--- START ---

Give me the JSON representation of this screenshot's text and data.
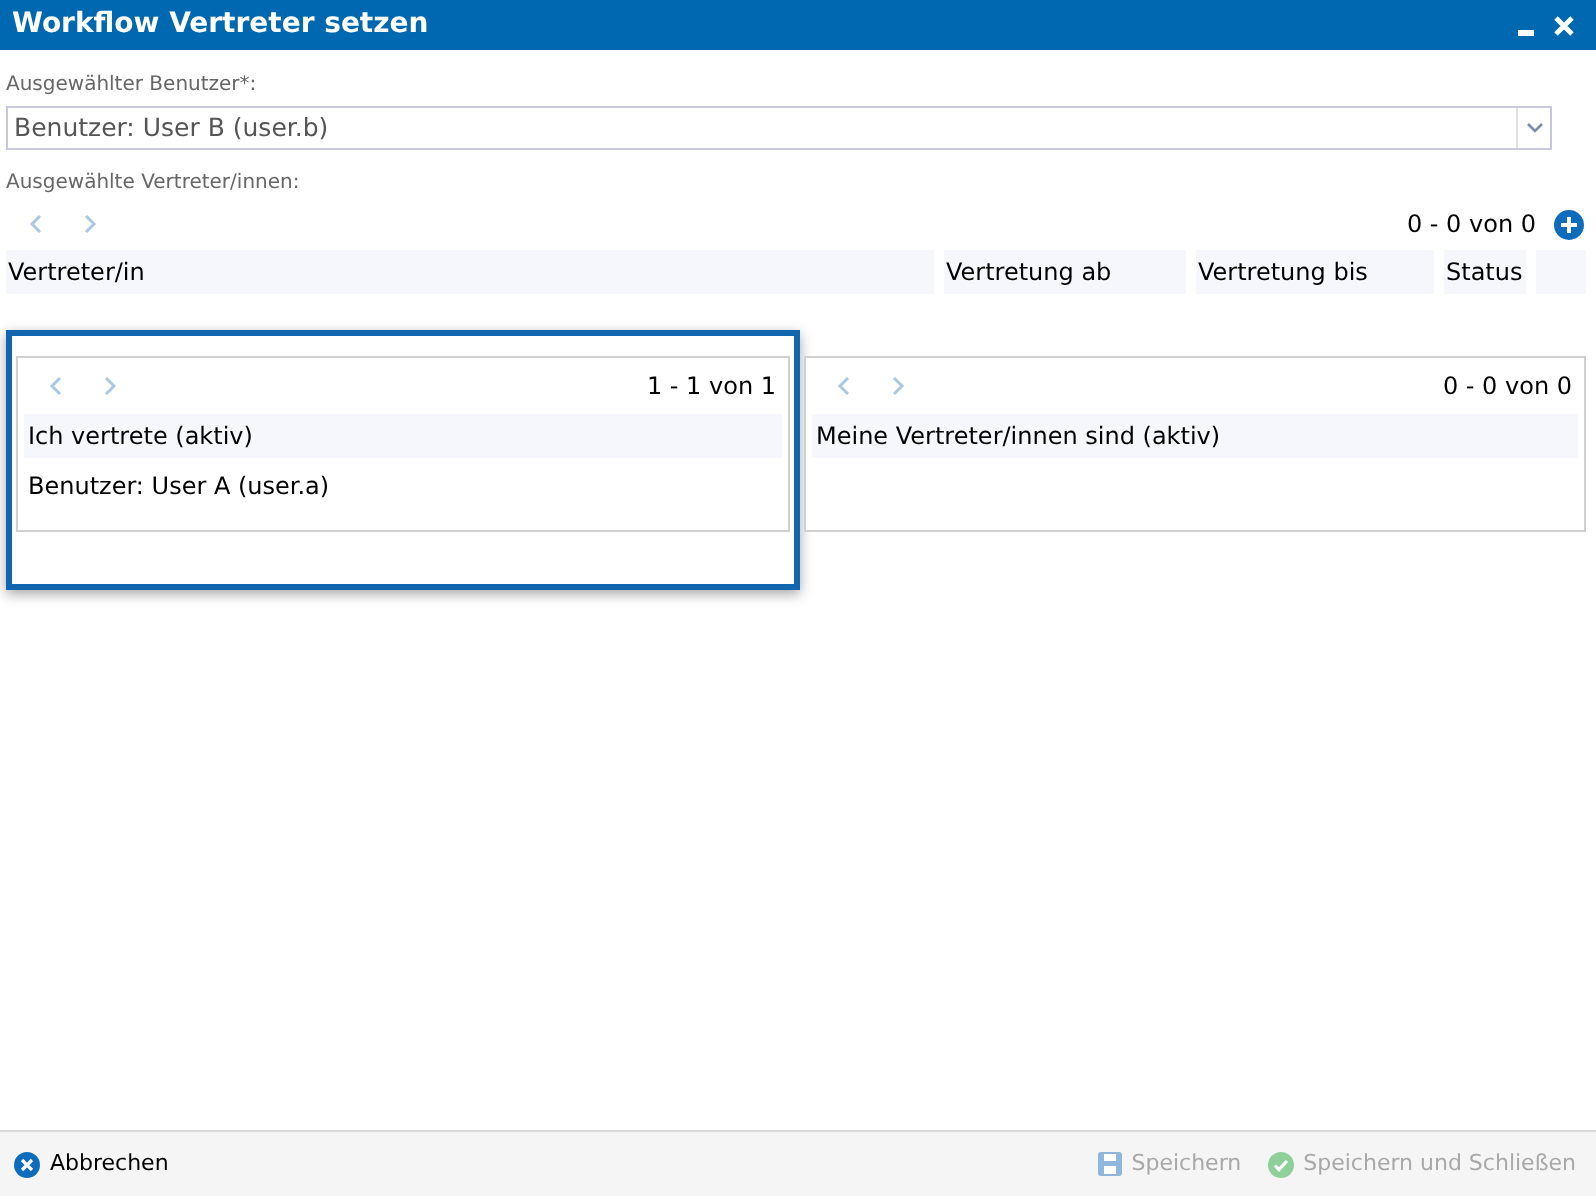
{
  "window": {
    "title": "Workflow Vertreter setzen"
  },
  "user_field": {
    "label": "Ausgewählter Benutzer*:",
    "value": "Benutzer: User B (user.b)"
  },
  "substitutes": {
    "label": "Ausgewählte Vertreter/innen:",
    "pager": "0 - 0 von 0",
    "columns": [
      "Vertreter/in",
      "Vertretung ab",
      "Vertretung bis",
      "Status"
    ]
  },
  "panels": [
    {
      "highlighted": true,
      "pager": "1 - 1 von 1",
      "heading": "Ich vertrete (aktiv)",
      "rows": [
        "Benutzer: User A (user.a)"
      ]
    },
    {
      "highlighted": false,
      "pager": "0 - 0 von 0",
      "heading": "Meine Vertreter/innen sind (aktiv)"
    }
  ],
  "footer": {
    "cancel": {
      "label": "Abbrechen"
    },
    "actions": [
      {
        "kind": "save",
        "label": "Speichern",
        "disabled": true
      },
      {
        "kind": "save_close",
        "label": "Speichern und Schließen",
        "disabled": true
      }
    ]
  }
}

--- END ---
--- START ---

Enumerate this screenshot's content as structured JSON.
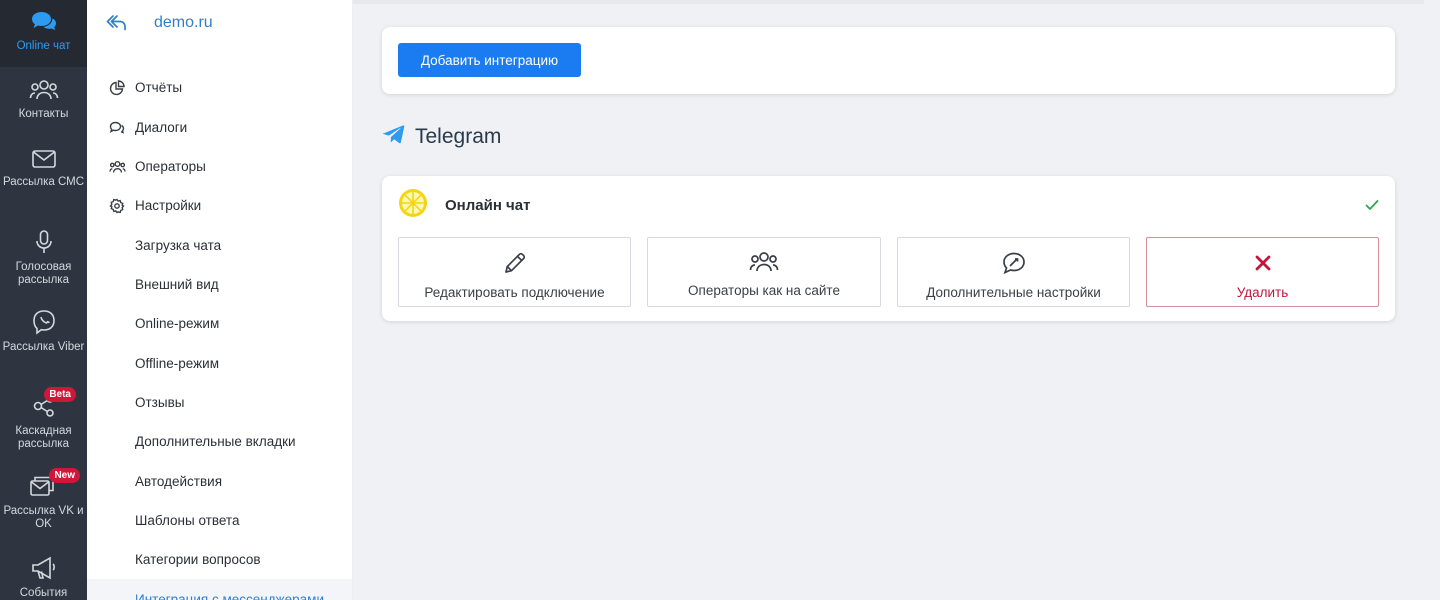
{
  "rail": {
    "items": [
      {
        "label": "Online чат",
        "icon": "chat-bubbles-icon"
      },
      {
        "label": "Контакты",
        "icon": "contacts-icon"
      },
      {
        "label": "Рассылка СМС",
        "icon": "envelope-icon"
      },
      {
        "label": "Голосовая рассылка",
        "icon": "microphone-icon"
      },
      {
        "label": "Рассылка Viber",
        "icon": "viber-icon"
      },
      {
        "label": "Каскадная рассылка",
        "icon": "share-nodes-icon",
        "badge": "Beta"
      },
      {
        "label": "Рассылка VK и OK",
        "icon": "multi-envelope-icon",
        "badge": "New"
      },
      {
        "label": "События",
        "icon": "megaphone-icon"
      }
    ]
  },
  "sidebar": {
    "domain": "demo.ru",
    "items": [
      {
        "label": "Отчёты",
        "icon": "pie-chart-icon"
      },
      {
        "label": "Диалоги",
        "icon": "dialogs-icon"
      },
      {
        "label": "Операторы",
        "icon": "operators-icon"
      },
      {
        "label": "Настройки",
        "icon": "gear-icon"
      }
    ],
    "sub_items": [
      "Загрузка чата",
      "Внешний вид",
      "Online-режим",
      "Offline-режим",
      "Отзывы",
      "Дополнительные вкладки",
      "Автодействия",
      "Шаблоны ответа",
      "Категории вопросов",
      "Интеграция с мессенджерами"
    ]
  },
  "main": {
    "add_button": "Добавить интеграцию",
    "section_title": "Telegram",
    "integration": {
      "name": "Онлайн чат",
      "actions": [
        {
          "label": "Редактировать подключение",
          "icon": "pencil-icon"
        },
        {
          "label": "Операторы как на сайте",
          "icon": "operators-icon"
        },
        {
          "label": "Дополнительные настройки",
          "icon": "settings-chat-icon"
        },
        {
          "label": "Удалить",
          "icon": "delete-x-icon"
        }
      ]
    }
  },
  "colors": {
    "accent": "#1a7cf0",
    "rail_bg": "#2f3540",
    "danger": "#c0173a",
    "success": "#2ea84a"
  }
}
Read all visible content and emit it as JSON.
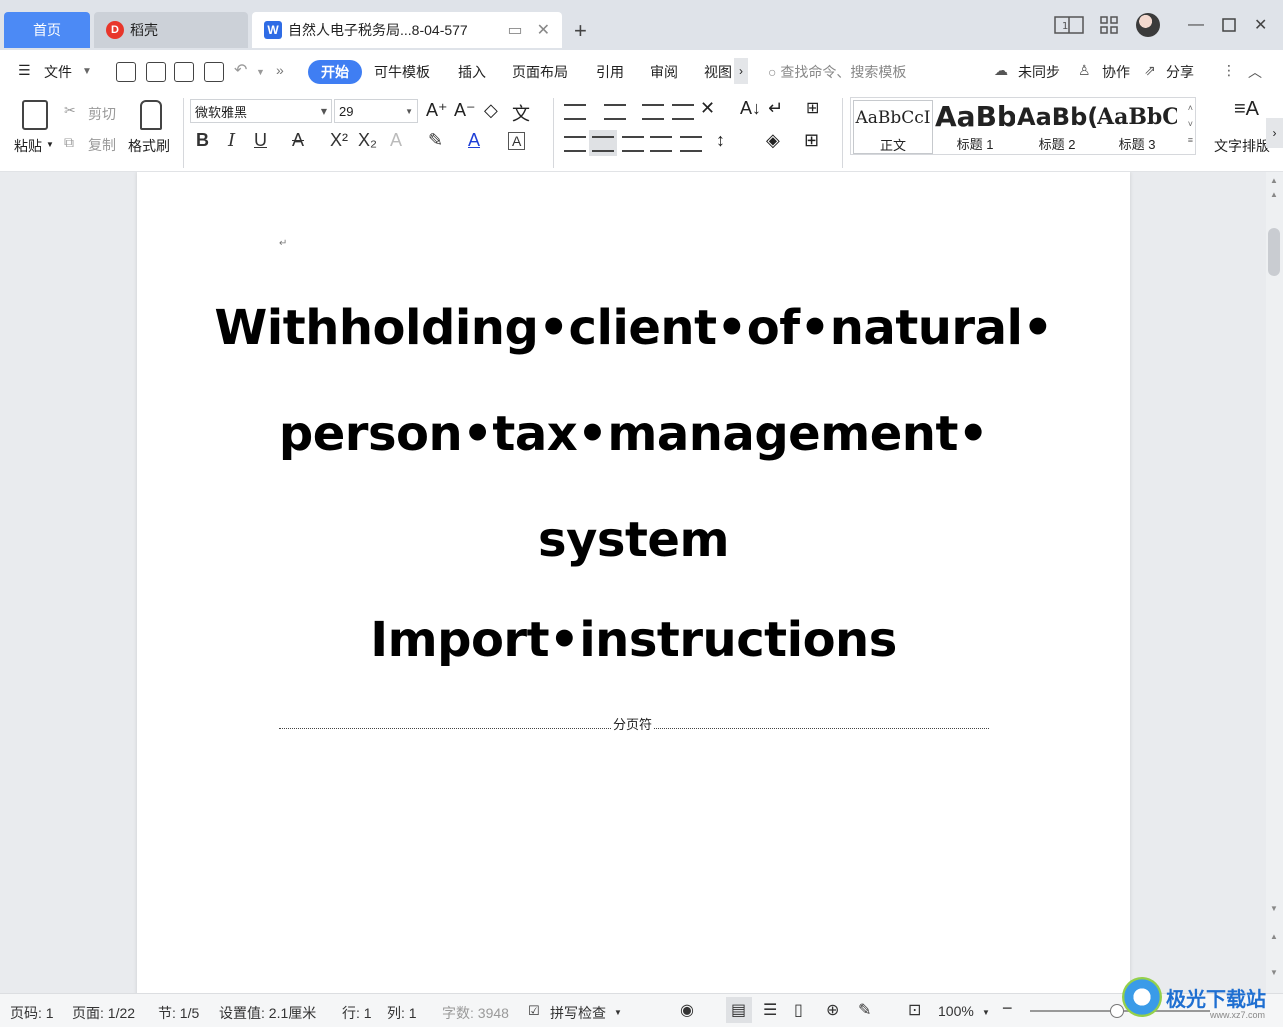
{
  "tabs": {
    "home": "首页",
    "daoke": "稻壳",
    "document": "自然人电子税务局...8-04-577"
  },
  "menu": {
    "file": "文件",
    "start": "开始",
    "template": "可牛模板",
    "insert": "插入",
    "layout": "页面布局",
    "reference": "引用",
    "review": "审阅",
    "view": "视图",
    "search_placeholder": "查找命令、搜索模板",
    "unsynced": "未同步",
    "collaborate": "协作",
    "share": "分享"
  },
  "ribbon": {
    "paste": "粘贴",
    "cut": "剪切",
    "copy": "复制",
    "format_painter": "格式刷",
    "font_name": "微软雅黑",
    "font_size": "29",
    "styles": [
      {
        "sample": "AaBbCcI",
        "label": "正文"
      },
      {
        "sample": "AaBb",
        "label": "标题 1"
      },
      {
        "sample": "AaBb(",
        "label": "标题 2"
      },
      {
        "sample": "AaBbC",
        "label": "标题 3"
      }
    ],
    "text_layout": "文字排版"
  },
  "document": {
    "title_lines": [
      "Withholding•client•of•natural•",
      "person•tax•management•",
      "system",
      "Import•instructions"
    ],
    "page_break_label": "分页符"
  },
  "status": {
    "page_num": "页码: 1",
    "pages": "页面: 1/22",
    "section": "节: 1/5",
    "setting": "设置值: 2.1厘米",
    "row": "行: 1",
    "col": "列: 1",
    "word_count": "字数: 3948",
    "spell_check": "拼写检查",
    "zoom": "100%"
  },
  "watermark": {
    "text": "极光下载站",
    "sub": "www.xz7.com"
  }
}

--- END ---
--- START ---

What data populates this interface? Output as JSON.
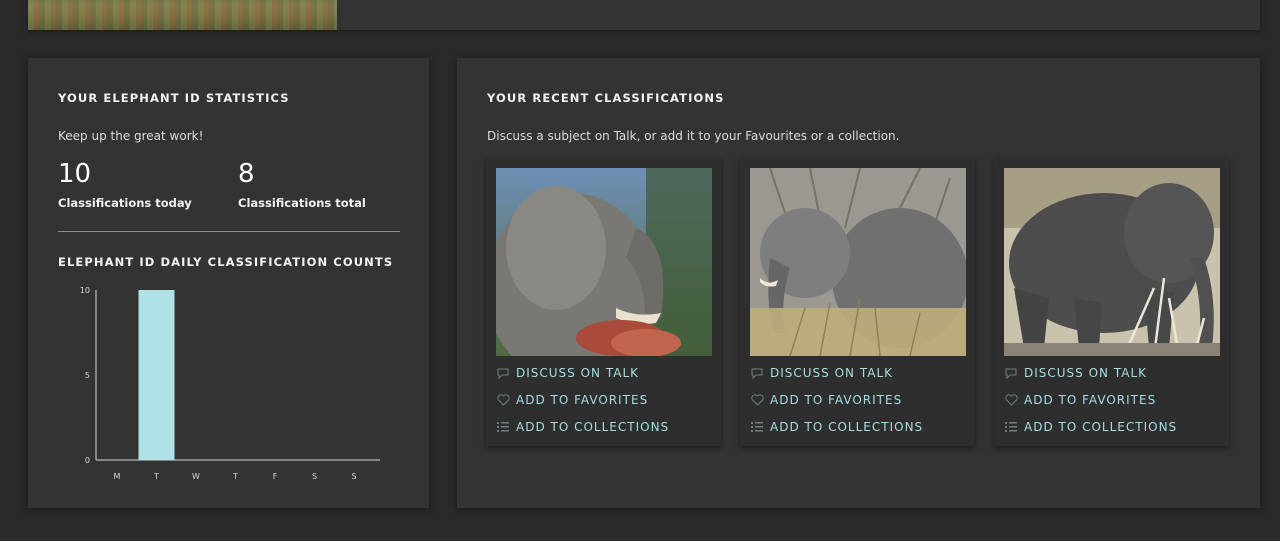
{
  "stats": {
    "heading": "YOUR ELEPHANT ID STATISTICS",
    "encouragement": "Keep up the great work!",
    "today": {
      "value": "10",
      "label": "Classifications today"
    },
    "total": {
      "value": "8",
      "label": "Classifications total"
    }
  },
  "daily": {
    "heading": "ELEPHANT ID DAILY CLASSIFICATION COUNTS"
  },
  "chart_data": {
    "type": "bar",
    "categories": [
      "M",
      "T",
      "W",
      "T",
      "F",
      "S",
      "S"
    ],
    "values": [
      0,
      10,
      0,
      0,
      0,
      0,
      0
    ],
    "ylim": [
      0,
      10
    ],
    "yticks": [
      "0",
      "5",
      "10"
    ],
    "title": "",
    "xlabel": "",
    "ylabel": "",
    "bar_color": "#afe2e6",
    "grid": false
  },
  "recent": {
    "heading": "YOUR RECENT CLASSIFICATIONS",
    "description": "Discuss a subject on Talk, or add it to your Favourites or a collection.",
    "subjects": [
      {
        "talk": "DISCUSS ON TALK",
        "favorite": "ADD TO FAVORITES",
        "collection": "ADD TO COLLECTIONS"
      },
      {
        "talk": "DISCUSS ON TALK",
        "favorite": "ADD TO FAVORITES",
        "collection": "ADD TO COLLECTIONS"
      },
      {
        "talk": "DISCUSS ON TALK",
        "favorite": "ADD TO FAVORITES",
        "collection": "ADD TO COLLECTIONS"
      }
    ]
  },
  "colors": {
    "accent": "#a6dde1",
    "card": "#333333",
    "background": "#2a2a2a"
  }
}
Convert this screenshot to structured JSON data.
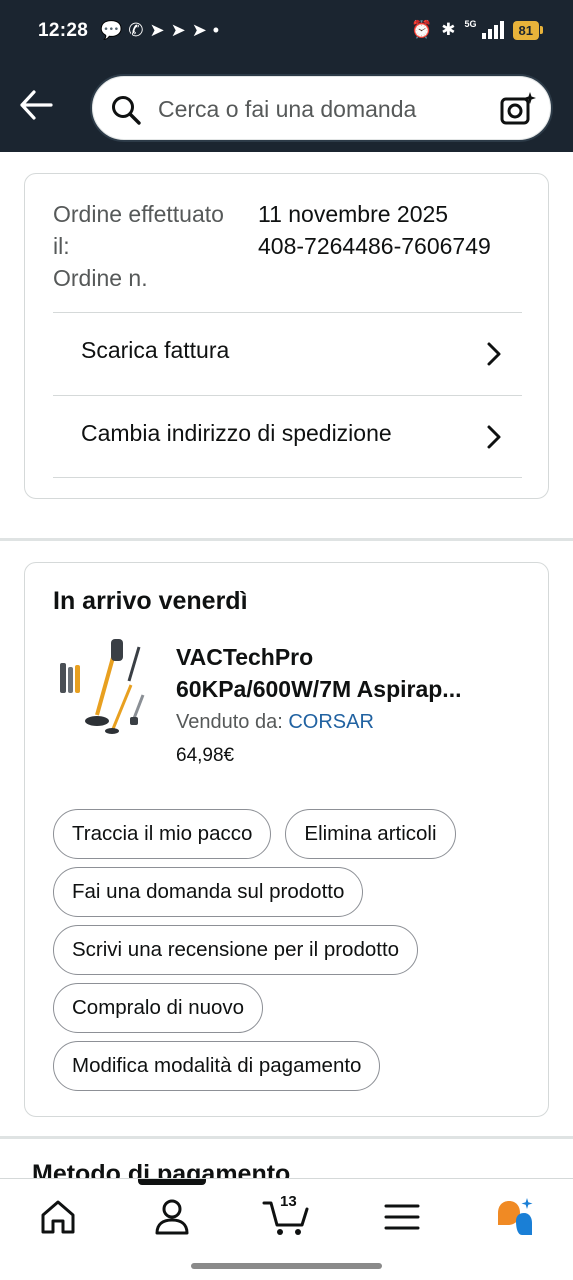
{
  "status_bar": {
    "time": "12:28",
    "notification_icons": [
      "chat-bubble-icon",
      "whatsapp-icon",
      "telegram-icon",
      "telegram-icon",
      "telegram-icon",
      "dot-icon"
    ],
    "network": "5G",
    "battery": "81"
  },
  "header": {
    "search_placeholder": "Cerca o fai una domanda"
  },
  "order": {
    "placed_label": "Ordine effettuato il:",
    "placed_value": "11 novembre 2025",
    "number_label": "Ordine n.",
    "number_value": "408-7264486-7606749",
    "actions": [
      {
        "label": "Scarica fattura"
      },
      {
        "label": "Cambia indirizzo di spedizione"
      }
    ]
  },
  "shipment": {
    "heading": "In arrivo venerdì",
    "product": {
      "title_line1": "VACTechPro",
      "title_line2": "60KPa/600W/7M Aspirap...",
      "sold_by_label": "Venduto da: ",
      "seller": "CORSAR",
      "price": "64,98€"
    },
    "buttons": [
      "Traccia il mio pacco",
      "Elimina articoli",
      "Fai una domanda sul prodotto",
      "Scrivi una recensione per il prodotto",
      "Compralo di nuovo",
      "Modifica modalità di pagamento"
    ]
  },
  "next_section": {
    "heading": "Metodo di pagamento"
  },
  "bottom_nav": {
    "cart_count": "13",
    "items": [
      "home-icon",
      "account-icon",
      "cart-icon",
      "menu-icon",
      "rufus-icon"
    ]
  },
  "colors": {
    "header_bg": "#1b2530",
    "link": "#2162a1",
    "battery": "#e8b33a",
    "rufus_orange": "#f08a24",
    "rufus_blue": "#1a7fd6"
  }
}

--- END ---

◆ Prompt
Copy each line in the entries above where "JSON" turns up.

◆ Response to the task
Give me the JSON representation of this screenshot's text and data.
Enumerate this screenshot's content as structured JSON.
Read all visible content and emit it as JSON.
What data populates this interface? Output as JSON.
Convert this screenshot to structured JSON data.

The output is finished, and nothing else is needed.